Home > Magazine > Tidbits > Capturing the charms of childhood, cookery and cinema


Capturing the charms of childhood, cookery and cinema

September 2006
Capturing the charms of childhood, cookery and cinema

Beyond its association with Indian cooking, masala is a multipurpose term that's used to describe the kind of films Bollywood likes to make. This word, which "generally refers to a hodge-podge of elements mixed together to add spice to the final product," captures in a nutshell the unique flavors of both Indian cuisine and commercial cinema. Two books being released here next month promise to entice, with their broad scope, even readers who aren't necessarily avid foodies or film fans. Climbing the Mango Trees: A Memoir of a Childhood in India (Knopf) is by Madhur Jaffrey. And Naman Ramachandran is the author of Lights, Camera, Masala: Making Movies in Mumbai (India Book House). As a veteran actress and mistress of spices, Jaffrey straddles both worlds with ease. In this memoir, she dwells on her idyllic childhood in India, where her large and affluent family used to make trips to the Himalayas from their home in Delhi.
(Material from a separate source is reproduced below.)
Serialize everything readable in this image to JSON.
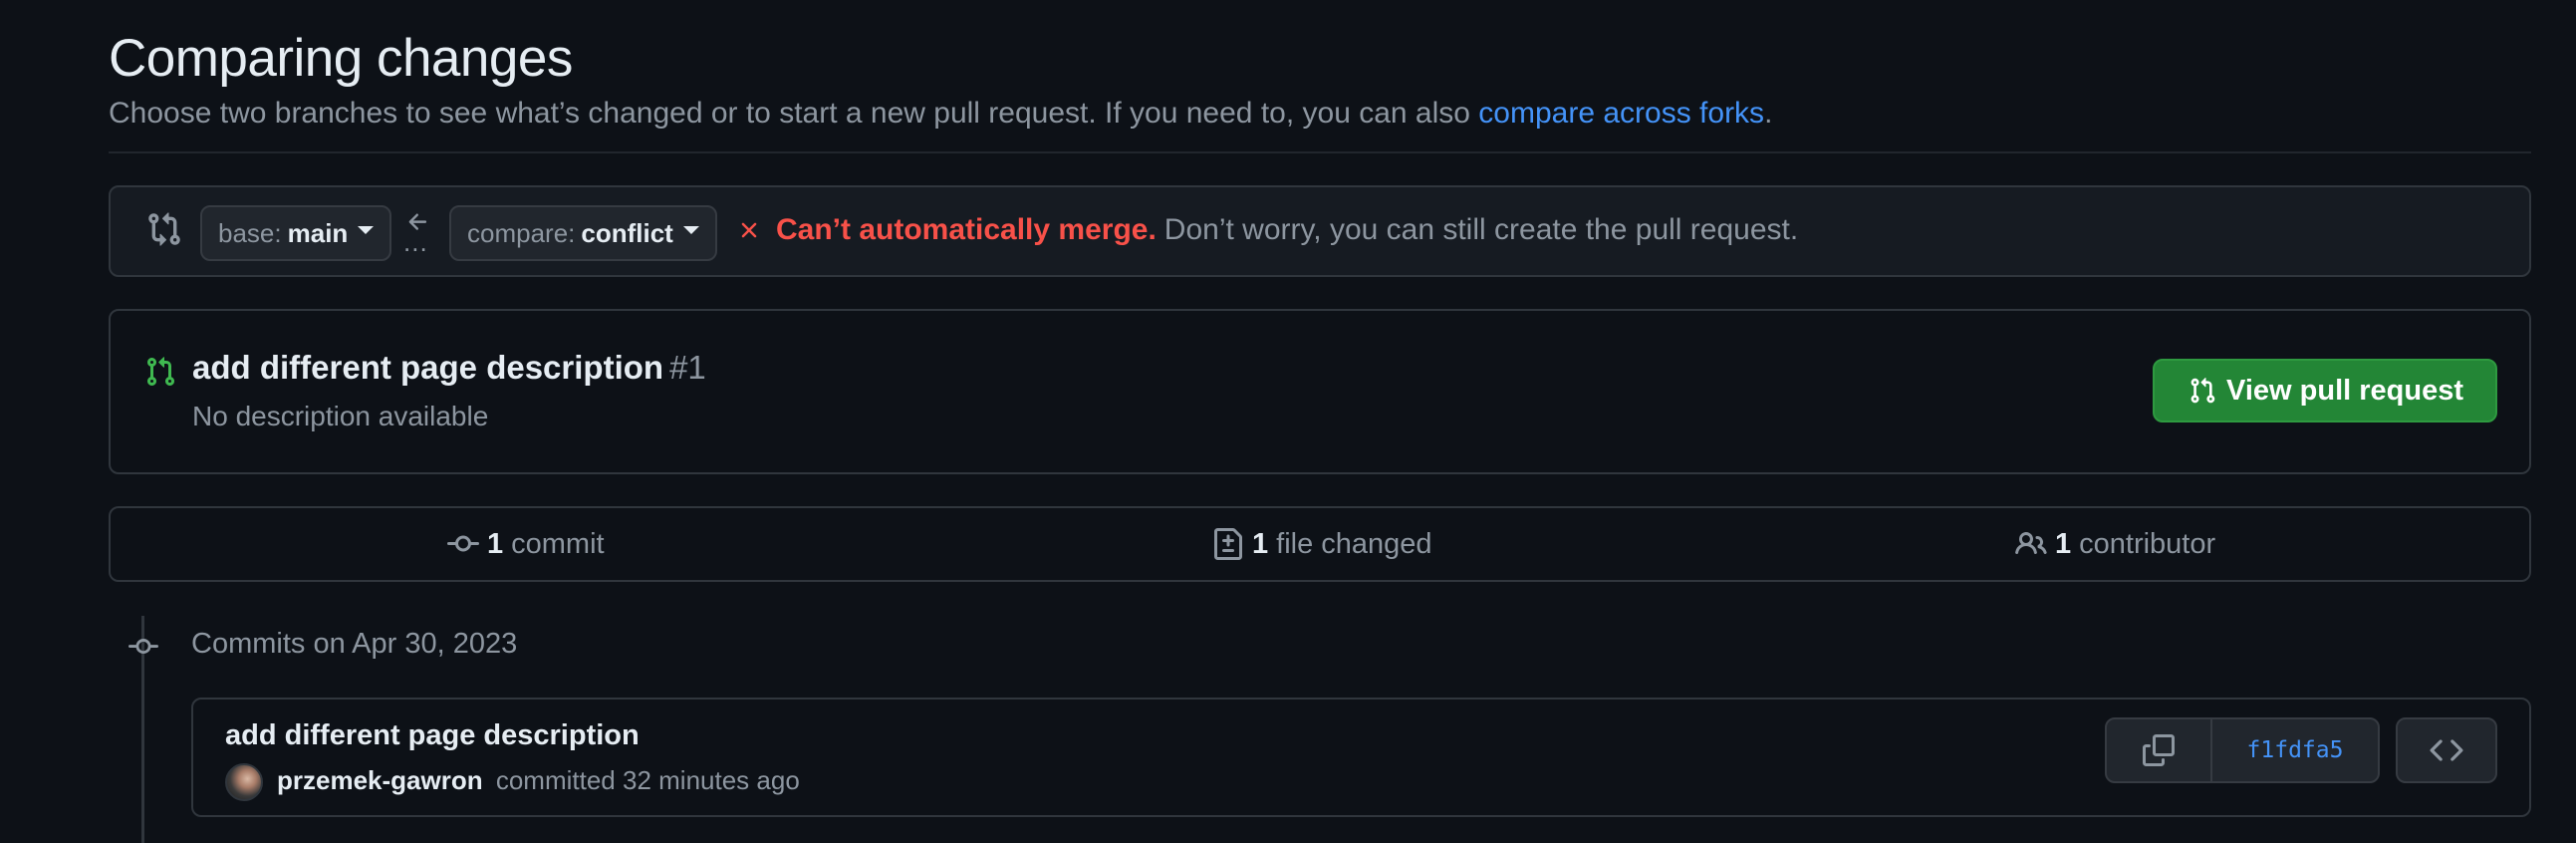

Given that Jaffrey often recreates the past through memories of the food cooked and eaten, her book has been dubbed a gastrobiography. "The book is written with the measured cadences of someone brought up as ‘a privileged product of British colonial India' and topped with a generous serving of 32 recipes," notes The Guardian, adding, "This book becomes richer and deeper as it progresses, as Jaffrey relates these experiences to broader social contexts: of being forced to make imperial food at school (like blancmange, the ‘British food for invalids'), and the changing contents of lunchboxes during Partition." Lights, Camera, Masala is an eye-catching coffee table tome that's probably more suitable for browsing than serious reading. Yet, though Sheena Sippy's pictures are the obvious draw, the book isn't merely a photo album for the star-struck and celebrity-watchers. What's novel is that the making of a Bollywood film is seen through the eyes of two imaginary characters, Vijay and Ravi, who take the reader through the process from start to finish. Aishwarya Rai, Shah Rukh Khan, Amitabh Bachchan, Karan Johar and Ramesh Sippy are some of the filmwallahs featured in the book.
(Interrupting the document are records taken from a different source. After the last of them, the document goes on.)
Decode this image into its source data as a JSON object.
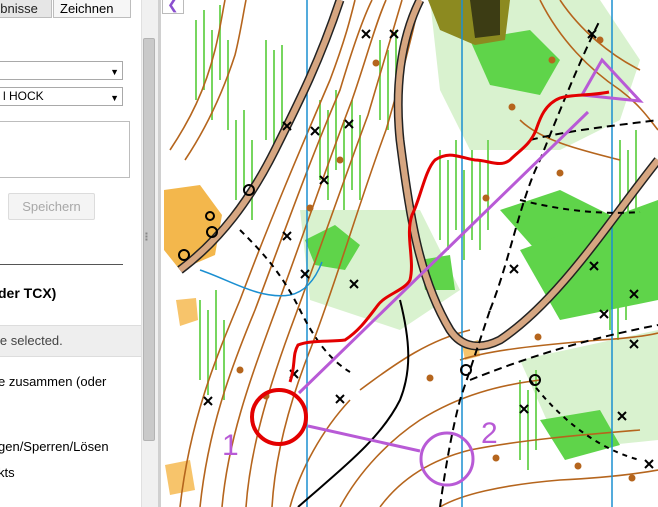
{
  "panel": {
    "tabs": [
      {
        "label": "ebnisse"
      },
      {
        "label": "Zeichnen"
      }
    ],
    "select1": {
      "value": ""
    },
    "select2": {
      "value": "l HOCK"
    },
    "textarea": {
      "value": ""
    },
    "save_label": "Speichern",
    "heading": "der TCX)",
    "status": "le selected.",
    "menu_items": [
      {
        "label": "e zusammen (oder"
      },
      {
        "label": "gen/Sperren/Lösen"
      },
      {
        "label": "kts"
      }
    ]
  },
  "map": {
    "controls": [
      {
        "label": "1"
      },
      {
        "label": "2"
      }
    ],
    "colors": {
      "start_triangle": "#b85ad6",
      "planned_line": "#b85ad6",
      "route": "#e30000",
      "control_1": "#e30000",
      "control_2": "#b85ad6",
      "vegetation": "#5fd44a",
      "contour": "#b5651d",
      "track": "#000000",
      "road_fill": "#d6a681",
      "water": "#1b8fd1"
    }
  }
}
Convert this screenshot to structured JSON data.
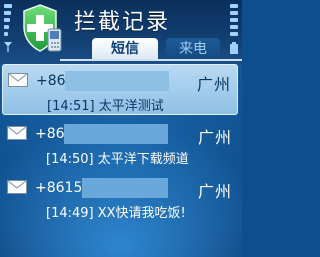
{
  "app": {
    "title": "拦截记录"
  },
  "tabs": [
    {
      "label": "短信",
      "active": true
    },
    {
      "label": "来电",
      "active": false
    }
  ],
  "messages": [
    {
      "number": "+86",
      "location": "广州",
      "time_text": "[14:51] 太平洋测试",
      "selected": true
    },
    {
      "number": "+86",
      "location": "广州",
      "time_text": "[14:50] 太平洋下载频道",
      "selected": false
    },
    {
      "number": "+8615",
      "location": "广州",
      "time_text": "[14:49] XX快请我吃饭!",
      "selected": false
    }
  ],
  "icons": {
    "app": "shield-phone-icon",
    "message": "envelope-icon",
    "signal": "signal-strength-icon",
    "battery": "battery-icon"
  },
  "colors": {
    "background": "#0d4f8e",
    "selected_row": "#a9d0ee",
    "text": "#ffffff",
    "selected_text": "#0b3765"
  }
}
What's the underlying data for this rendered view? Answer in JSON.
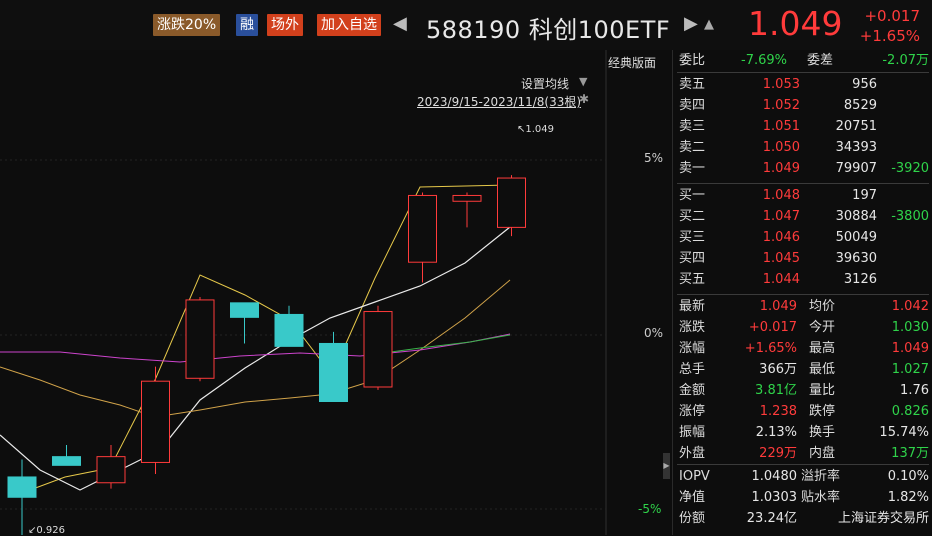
{
  "header": {
    "tag_limit": "涨跌20%",
    "tag_margin": "融",
    "tag_otc": "场外",
    "tag_watch": "加入自选",
    "nav_left": "◀",
    "nav_right": "▶",
    "bell_icon": "bell-icon",
    "code_name": "588190 科创100ETF",
    "price": "1.049",
    "change": "+0.017",
    "change_pct": "+1.65%",
    "colors": {
      "up": "#ff3b3b",
      "down": "#2fd34a"
    }
  },
  "chart": {
    "classic_layout": "经典版面",
    "ma_setting": "设置均线",
    "date_range": "2023/9/15-2023/11/8(33根)",
    "pct_labels": [
      "5%",
      "0%",
      "-5%"
    ],
    "high_annotation": "1.049",
    "low_annotation": "0.926"
  },
  "chart_data": {
    "type": "candlestick",
    "ylim": [
      0.926,
      1.069
    ],
    "candles": [
      {
        "open": 0.946,
        "close": 0.939,
        "high": 0.952,
        "low": 0.926
      },
      {
        "open": 0.953,
        "close": 0.95,
        "high": 0.957,
        "low": 0.95
      },
      {
        "open": 0.944,
        "close": 0.953,
        "high": 0.957,
        "low": 0.942
      },
      {
        "open": 0.951,
        "close": 0.979,
        "high": 0.984,
        "low": 0.947
      },
      {
        "open": 0.98,
        "close": 1.007,
        "high": 1.008,
        "low": 0.979
      },
      {
        "open": 1.006,
        "close": 1.001,
        "high": 1.006,
        "low": 0.992
      },
      {
        "open": 1.002,
        "close": 0.991,
        "high": 1.005,
        "low": 0.991
      },
      {
        "open": 0.992,
        "close": 0.972,
        "high": 0.996,
        "low": 0.972
      },
      {
        "open": 0.977,
        "close": 1.003,
        "high": 1.005,
        "low": 0.976
      },
      {
        "open": 1.02,
        "close": 1.043,
        "high": 1.044,
        "low": 1.013
      },
      {
        "open": 1.041,
        "close": 1.043,
        "high": 1.044,
        "low": 1.032
      },
      {
        "open": 1.032,
        "close": 1.049,
        "high": 1.05,
        "low": 1.029
      }
    ]
  },
  "quote": {
    "weibi_label": "委比",
    "weibi": "-7.69%",
    "weicha_label": "委差",
    "weicha": "-2.07万",
    "asks": [
      {
        "label": "卖五",
        "price": "1.053",
        "vol": "956",
        "chg": ""
      },
      {
        "label": "卖四",
        "price": "1.052",
        "vol": "8529",
        "chg": ""
      },
      {
        "label": "卖三",
        "price": "1.051",
        "vol": "20751",
        "chg": ""
      },
      {
        "label": "卖二",
        "price": "1.050",
        "vol": "34393",
        "chg": ""
      },
      {
        "label": "卖一",
        "price": "1.049",
        "vol": "79907",
        "chg": "-3920"
      }
    ],
    "bids": [
      {
        "label": "买一",
        "price": "1.048",
        "vol": "197",
        "chg": ""
      },
      {
        "label": "买二",
        "price": "1.047",
        "vol": "30884",
        "chg": "-3800"
      },
      {
        "label": "买三",
        "price": "1.046",
        "vol": "50049",
        "chg": ""
      },
      {
        "label": "买四",
        "price": "1.045",
        "vol": "39630",
        "chg": ""
      },
      {
        "label": "买五",
        "price": "1.044",
        "vol": "3126",
        "chg": ""
      }
    ],
    "stats": [
      {
        "l1": "最新",
        "v1": "1.049",
        "c1": "red",
        "l2": "均价",
        "v2": "1.042",
        "c2": "red"
      },
      {
        "l1": "涨跌",
        "v1": "+0.017",
        "c1": "red",
        "l2": "今开",
        "v2": "1.030",
        "c2": "green"
      },
      {
        "l1": "涨幅",
        "v1": "+1.65%",
        "c1": "red",
        "l2": "最高",
        "v2": "1.049",
        "c2": "red"
      },
      {
        "l1": "总手",
        "v1": "366万",
        "c1": "white",
        "l2": "最低",
        "v2": "1.027",
        "c2": "green"
      },
      {
        "l1": "金额",
        "v1": "3.81亿",
        "c1": "green",
        "l2": "量比",
        "v2": "1.76",
        "c2": "white"
      },
      {
        "l1": "涨停",
        "v1": "1.238",
        "c1": "red",
        "l2": "跌停",
        "v2": "0.826",
        "c2": "green"
      },
      {
        "l1": "振幅",
        "v1": "2.13%",
        "c1": "white",
        "l2": "换手",
        "v2": "15.74%",
        "c2": "white"
      },
      {
        "l1": "外盘",
        "v1": "229万",
        "c1": "red",
        "l2": "内盘",
        "v2": "137万",
        "c2": "green"
      }
    ],
    "extra": [
      {
        "l1": "IOPV",
        "v1": "1.0480",
        "l2": "溢折率",
        "v2": "0.10%"
      },
      {
        "l1": "净值",
        "v1": "1.0303",
        "l2": "贴水率",
        "v2": "1.82%"
      },
      {
        "l1": "份额",
        "v1": "23.24亿",
        "l2": "",
        "v2": "上海证券交易所"
      }
    ]
  }
}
Enjoyed reading Khabar magazine? Subscribe to Khabar and get a full digital copy of this Indian-American community magazine.
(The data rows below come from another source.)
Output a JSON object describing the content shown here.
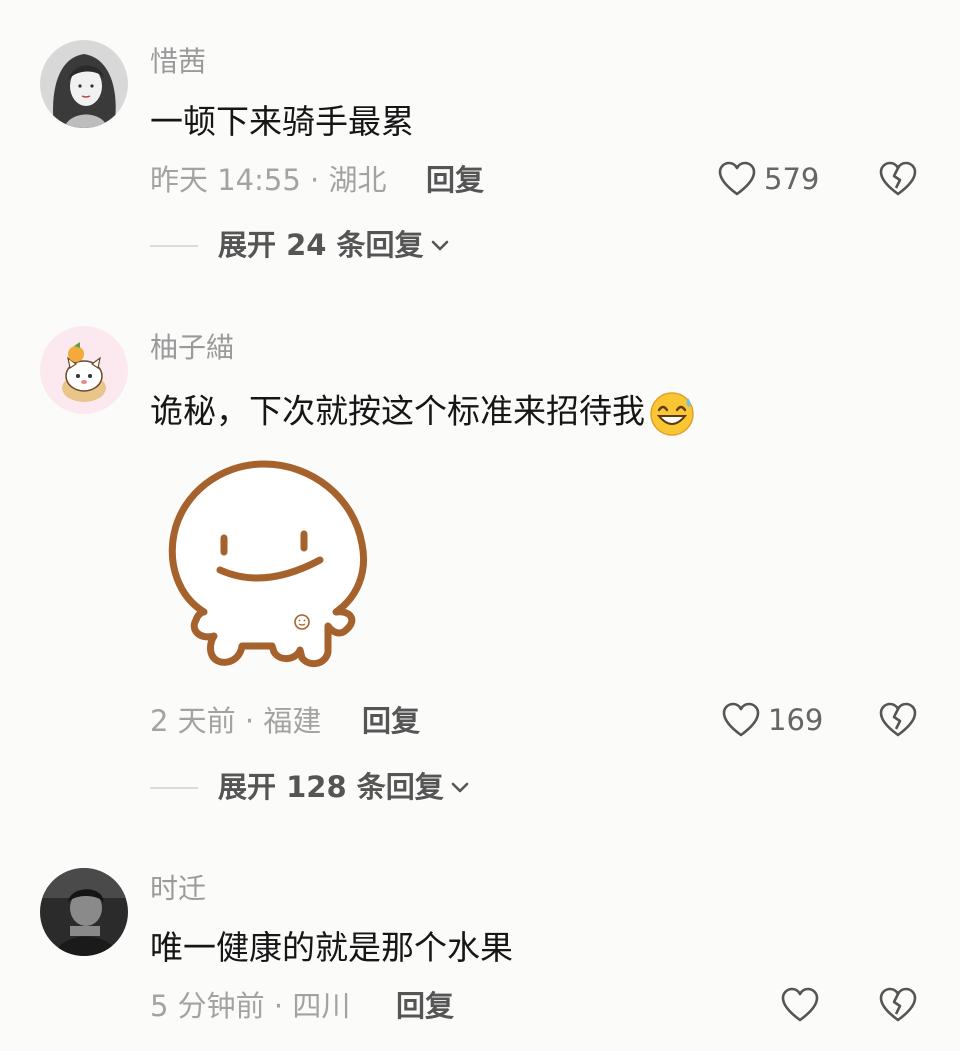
{
  "comments": [
    {
      "username": "惜茜",
      "text": "一顿下来骑手最累",
      "meta": "昨天 14:55 · 湖北",
      "reply_label": "回复",
      "like_count": "579",
      "expand_label": "展开 24 条回复",
      "avatar_icon": "girl-portrait-avatar"
    },
    {
      "username": "柚子緢",
      "text": "诡秘，下次就按这个标准来招待我",
      "emoji": "grinning-sweat-emoji",
      "sticker": "smiling-doodle-sticker",
      "meta": "2 天前 · 福建",
      "reply_label": "回复",
      "like_count": "169",
      "expand_label": "展开 128 条回复",
      "avatar_icon": "cat-with-orange-avatar"
    },
    {
      "username": "时迁",
      "text": "唯一健康的就是那个水果",
      "meta": "5 分钟前 · 四川",
      "reply_label": "回复",
      "like_count": "",
      "avatar_icon": "dark-photo-avatar"
    }
  ],
  "icons": {
    "like": "heart-outline-icon",
    "dislike": "broken-heart-icon",
    "expand": "chevron-down-icon"
  },
  "colors": {
    "background": "#fbfbfa",
    "username": "#9a9a9a",
    "text": "#161616",
    "meta": "#a3a3a3",
    "sticker_stroke": "#a6622c"
  }
}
  • Add to Twitter
  • Add to Facebook
  • Add to Technorati
  • Add to Slashdot
  • Add to Stumbleupon
  • Add to Furl
  • Add to Blinklist
  • Add to Delicious
  • Add to Newsvine
  • Add to Reddit
  • Add to Digg
  • Add to Fark
blog comments powered by Disqus

Back to articles






Sign up for our weekly newsletter

Click here    

Peachtree Orthopedics web ad.jpg

Mirus EB-5 Banner AD2.png


Global Holidays.jpeg

Krishnan Co WebBanner.jpg



SDK small banner 7-16.jpg